▸ **Extracted records**:

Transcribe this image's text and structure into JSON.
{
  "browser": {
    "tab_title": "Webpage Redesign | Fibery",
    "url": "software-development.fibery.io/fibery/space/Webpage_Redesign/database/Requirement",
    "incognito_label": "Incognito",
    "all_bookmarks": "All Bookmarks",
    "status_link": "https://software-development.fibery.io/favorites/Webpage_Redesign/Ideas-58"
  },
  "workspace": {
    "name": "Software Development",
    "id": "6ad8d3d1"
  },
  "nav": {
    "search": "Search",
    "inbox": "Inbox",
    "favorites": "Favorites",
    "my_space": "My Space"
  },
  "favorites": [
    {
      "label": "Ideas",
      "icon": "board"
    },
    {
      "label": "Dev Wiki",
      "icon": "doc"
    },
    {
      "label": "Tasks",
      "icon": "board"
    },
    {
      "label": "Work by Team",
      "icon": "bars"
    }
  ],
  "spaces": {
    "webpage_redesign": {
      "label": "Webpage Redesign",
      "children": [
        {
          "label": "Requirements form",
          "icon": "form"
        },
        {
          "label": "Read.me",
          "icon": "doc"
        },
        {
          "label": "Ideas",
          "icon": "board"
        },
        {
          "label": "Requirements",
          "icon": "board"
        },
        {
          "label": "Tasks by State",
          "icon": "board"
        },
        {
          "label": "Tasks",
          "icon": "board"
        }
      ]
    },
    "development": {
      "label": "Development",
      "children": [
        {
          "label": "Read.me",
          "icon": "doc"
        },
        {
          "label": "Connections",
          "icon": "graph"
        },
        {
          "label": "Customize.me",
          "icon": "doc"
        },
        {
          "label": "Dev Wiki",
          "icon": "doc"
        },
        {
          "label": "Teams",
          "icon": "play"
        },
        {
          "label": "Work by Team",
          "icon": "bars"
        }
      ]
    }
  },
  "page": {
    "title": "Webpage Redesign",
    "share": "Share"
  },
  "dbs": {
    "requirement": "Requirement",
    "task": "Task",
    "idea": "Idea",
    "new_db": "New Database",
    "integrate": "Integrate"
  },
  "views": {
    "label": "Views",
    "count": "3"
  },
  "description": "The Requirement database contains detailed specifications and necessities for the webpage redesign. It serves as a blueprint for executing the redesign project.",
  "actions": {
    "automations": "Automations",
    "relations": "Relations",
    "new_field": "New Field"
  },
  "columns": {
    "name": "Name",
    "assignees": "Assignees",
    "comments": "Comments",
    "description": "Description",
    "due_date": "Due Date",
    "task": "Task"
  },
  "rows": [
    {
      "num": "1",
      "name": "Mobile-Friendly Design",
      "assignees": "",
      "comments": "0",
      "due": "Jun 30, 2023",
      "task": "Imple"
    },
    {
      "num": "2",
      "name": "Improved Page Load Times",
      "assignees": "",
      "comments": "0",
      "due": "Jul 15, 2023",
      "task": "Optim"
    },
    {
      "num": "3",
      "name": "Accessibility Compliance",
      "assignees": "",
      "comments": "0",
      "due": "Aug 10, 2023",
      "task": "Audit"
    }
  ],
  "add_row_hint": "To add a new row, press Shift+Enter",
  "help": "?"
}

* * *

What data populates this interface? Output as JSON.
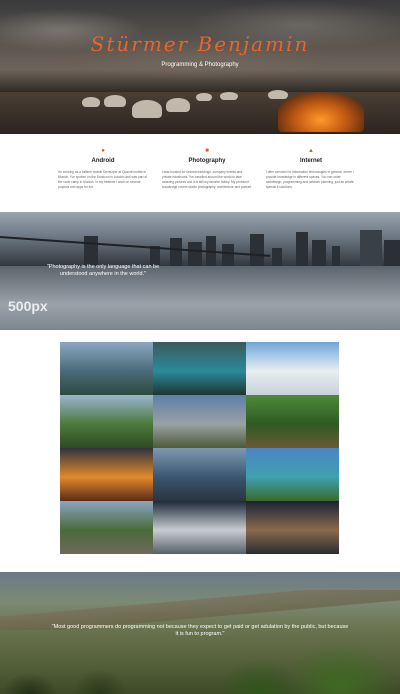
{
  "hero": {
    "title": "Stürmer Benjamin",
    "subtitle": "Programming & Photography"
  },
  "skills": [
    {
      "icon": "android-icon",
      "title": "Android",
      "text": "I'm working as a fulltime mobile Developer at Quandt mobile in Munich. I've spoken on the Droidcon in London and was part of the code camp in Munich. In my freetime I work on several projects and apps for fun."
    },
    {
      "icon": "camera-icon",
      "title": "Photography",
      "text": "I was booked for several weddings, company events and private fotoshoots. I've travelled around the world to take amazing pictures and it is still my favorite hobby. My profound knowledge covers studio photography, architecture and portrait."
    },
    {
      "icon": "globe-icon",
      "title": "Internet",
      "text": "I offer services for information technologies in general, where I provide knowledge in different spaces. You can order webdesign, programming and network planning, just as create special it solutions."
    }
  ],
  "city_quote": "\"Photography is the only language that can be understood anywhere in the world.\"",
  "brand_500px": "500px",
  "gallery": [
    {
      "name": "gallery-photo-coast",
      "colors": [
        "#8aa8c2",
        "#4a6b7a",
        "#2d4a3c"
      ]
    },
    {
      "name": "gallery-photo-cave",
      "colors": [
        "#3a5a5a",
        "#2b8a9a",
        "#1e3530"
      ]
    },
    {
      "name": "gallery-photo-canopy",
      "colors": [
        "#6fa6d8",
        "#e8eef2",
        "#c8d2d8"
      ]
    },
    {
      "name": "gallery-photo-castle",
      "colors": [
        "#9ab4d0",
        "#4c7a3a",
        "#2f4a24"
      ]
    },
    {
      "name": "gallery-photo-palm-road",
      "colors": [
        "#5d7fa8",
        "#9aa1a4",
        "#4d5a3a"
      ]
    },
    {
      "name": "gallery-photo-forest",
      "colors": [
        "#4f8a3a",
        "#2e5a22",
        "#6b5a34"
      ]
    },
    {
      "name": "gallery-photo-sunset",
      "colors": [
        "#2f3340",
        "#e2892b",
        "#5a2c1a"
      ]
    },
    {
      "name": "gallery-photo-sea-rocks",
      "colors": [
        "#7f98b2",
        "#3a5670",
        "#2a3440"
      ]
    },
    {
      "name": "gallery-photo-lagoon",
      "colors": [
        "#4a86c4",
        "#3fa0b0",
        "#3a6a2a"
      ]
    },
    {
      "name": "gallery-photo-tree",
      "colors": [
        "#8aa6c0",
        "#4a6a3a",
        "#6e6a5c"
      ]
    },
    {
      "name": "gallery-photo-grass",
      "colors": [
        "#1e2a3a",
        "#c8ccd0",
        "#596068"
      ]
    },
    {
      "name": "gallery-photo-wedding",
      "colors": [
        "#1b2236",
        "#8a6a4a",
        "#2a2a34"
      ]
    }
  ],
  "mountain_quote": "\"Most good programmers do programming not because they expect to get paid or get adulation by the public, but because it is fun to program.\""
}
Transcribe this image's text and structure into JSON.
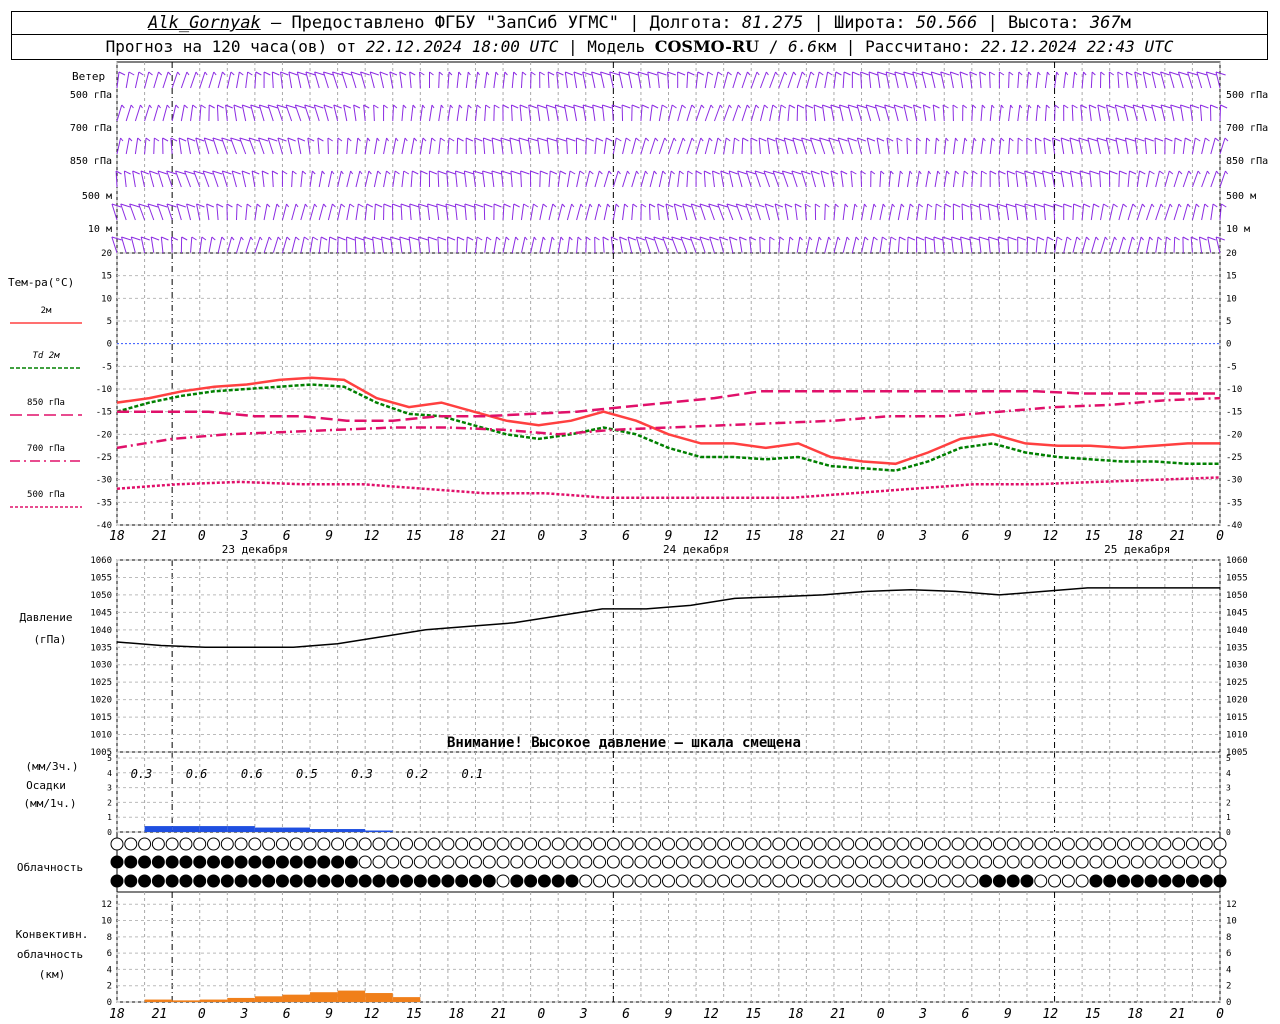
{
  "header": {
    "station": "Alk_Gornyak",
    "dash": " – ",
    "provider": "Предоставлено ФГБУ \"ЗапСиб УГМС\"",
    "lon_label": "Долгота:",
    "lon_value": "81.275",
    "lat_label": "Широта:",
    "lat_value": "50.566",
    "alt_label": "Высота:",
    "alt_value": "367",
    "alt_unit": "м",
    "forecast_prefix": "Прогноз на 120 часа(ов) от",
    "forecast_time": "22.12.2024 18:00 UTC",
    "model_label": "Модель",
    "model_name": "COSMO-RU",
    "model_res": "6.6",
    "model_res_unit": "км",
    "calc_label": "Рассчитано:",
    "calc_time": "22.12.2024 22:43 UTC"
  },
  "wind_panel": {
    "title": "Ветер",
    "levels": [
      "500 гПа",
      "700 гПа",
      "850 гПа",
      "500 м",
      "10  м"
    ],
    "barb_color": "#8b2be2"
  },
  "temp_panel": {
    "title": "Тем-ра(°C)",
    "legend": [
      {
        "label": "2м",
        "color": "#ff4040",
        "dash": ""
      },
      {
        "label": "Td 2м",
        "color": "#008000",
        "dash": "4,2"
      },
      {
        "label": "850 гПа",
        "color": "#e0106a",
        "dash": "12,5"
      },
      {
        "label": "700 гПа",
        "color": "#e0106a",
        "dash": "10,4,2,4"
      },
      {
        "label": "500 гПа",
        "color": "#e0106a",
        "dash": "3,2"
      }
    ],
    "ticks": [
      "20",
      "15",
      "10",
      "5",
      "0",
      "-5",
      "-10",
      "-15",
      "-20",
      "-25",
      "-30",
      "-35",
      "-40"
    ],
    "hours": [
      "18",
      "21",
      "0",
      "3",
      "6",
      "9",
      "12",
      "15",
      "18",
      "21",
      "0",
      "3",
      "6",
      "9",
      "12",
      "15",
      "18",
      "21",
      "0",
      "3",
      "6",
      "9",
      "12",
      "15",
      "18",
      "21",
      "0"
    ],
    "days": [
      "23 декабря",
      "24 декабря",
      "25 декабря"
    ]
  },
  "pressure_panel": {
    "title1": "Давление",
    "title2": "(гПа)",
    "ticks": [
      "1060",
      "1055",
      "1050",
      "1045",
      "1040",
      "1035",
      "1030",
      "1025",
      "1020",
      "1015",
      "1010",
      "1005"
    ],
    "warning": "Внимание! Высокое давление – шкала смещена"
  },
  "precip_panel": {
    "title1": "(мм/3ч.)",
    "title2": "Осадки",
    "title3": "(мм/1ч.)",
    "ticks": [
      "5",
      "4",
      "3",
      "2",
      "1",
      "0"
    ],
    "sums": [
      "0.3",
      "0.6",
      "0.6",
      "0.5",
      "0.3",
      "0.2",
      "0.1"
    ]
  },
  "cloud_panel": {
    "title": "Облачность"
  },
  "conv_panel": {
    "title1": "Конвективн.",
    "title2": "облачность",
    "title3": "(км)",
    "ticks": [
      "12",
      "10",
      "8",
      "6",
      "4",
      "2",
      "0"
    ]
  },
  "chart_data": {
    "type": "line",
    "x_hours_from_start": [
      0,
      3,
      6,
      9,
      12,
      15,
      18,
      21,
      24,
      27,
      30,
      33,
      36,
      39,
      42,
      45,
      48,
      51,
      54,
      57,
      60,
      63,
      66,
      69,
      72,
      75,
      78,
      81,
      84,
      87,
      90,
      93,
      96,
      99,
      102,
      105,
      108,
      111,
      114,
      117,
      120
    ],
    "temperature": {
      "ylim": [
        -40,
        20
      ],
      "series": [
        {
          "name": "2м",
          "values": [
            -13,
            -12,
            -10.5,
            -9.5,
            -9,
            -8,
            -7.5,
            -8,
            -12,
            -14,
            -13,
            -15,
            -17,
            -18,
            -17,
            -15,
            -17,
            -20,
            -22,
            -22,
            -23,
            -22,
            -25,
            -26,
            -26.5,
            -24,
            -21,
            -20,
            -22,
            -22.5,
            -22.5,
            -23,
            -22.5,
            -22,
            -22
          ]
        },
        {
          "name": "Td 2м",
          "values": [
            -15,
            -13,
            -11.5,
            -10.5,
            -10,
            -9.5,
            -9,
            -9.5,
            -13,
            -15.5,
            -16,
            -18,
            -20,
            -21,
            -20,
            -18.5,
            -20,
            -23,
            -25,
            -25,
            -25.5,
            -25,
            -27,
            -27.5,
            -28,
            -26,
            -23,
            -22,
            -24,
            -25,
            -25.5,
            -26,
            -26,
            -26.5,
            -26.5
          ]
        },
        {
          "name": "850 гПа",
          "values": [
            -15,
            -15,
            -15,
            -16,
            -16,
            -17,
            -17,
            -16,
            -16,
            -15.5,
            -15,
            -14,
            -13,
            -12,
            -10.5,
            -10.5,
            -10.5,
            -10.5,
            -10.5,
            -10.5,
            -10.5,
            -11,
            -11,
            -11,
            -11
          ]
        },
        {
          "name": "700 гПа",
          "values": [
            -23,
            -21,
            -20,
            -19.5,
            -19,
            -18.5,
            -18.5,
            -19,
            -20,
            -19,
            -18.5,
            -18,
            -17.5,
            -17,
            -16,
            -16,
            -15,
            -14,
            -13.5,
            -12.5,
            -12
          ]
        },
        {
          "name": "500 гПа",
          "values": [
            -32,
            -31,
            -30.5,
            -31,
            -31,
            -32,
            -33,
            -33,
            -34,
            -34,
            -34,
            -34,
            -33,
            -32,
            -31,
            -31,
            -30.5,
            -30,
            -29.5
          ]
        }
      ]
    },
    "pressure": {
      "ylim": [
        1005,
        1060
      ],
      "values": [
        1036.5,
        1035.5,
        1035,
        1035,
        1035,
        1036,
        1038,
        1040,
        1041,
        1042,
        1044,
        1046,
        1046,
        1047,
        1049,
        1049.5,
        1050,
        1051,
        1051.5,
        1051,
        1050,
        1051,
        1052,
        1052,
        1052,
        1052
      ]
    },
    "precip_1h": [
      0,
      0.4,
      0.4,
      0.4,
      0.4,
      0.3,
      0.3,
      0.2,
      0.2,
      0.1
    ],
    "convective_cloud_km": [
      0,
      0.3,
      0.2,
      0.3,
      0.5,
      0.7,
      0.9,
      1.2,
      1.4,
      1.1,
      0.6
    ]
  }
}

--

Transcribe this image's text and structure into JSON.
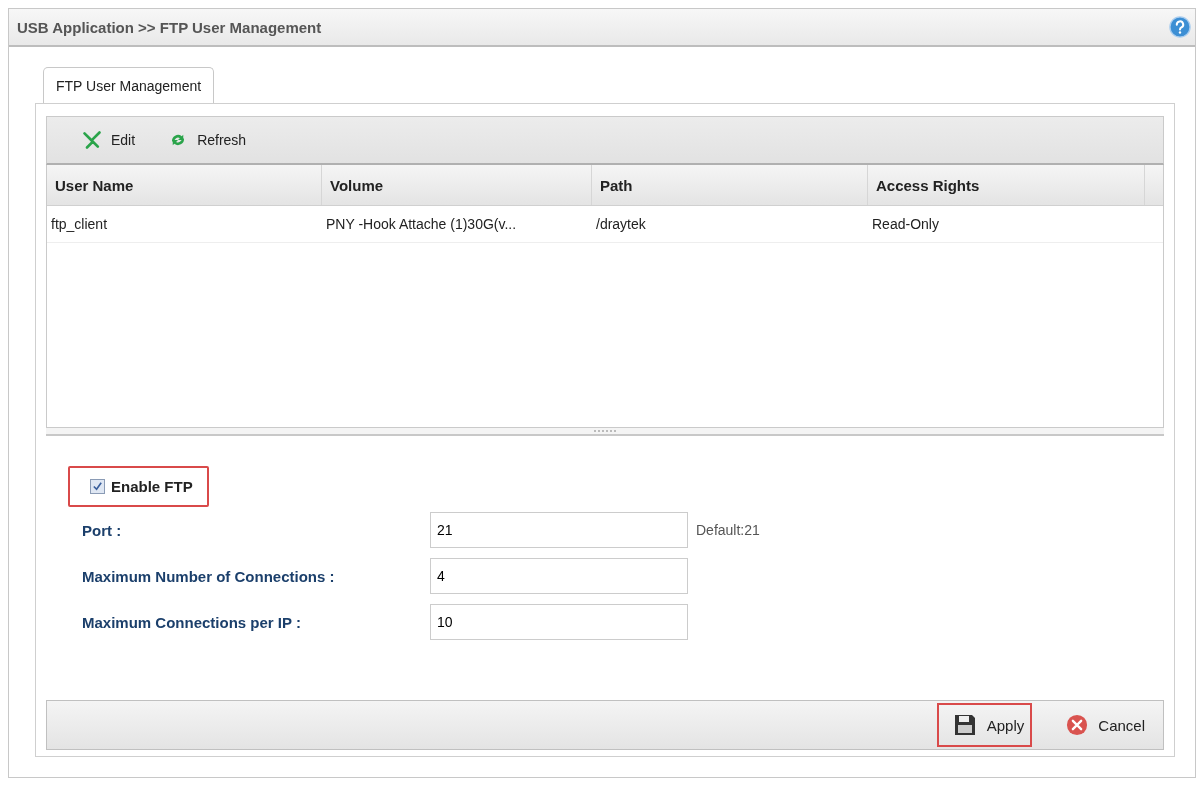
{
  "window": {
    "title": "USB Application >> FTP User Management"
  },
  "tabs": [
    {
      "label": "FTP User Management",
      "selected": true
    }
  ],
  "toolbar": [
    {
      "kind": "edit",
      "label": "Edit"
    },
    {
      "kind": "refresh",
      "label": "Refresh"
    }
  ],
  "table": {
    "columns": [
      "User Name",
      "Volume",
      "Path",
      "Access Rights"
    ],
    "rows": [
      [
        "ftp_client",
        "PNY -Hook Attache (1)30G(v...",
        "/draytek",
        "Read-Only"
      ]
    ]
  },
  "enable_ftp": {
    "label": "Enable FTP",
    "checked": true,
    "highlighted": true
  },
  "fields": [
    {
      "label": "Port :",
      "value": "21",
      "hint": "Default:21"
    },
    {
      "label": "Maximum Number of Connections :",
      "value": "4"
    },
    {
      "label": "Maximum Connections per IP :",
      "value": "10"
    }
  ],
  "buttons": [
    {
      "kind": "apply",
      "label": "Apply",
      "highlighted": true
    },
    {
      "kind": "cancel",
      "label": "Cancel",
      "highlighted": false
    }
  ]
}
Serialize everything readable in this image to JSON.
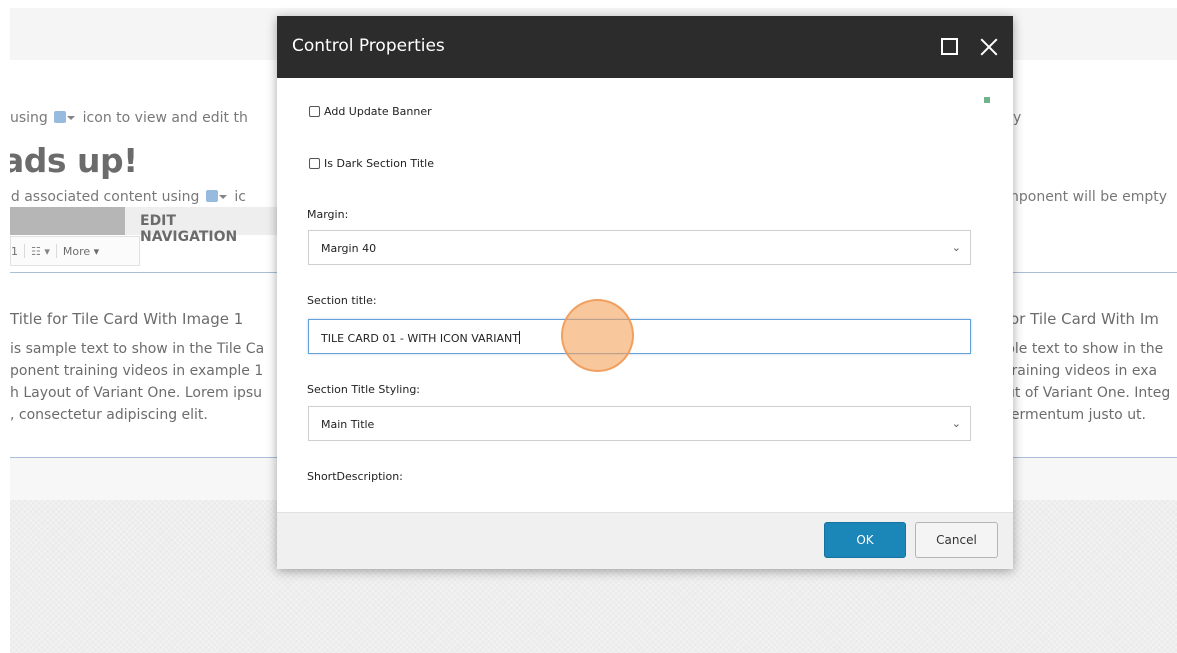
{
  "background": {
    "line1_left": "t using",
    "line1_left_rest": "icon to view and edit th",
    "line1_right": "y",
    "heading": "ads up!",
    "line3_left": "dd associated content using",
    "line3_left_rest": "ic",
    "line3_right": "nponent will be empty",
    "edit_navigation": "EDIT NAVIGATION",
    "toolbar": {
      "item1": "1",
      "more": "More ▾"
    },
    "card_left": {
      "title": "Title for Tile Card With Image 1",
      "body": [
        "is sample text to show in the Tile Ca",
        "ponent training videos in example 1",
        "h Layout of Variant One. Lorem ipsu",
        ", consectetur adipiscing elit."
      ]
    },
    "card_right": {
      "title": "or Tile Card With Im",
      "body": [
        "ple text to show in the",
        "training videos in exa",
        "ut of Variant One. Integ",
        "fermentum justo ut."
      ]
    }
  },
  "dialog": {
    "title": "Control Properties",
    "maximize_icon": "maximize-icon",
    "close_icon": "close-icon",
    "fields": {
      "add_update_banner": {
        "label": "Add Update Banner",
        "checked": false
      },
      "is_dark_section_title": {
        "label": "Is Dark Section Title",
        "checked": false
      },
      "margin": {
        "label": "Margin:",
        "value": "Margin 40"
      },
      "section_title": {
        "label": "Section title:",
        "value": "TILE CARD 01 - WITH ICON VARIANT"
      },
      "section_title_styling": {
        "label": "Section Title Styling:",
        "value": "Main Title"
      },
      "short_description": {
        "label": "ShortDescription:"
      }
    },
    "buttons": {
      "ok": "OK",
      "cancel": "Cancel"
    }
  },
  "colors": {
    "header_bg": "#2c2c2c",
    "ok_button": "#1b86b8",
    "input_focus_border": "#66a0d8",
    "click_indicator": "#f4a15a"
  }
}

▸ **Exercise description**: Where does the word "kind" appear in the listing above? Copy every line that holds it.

▸ **The answer**:
      "kind": "edit",
      "kind": "refresh",
      "kind": "apply",
      "kind": "cancel",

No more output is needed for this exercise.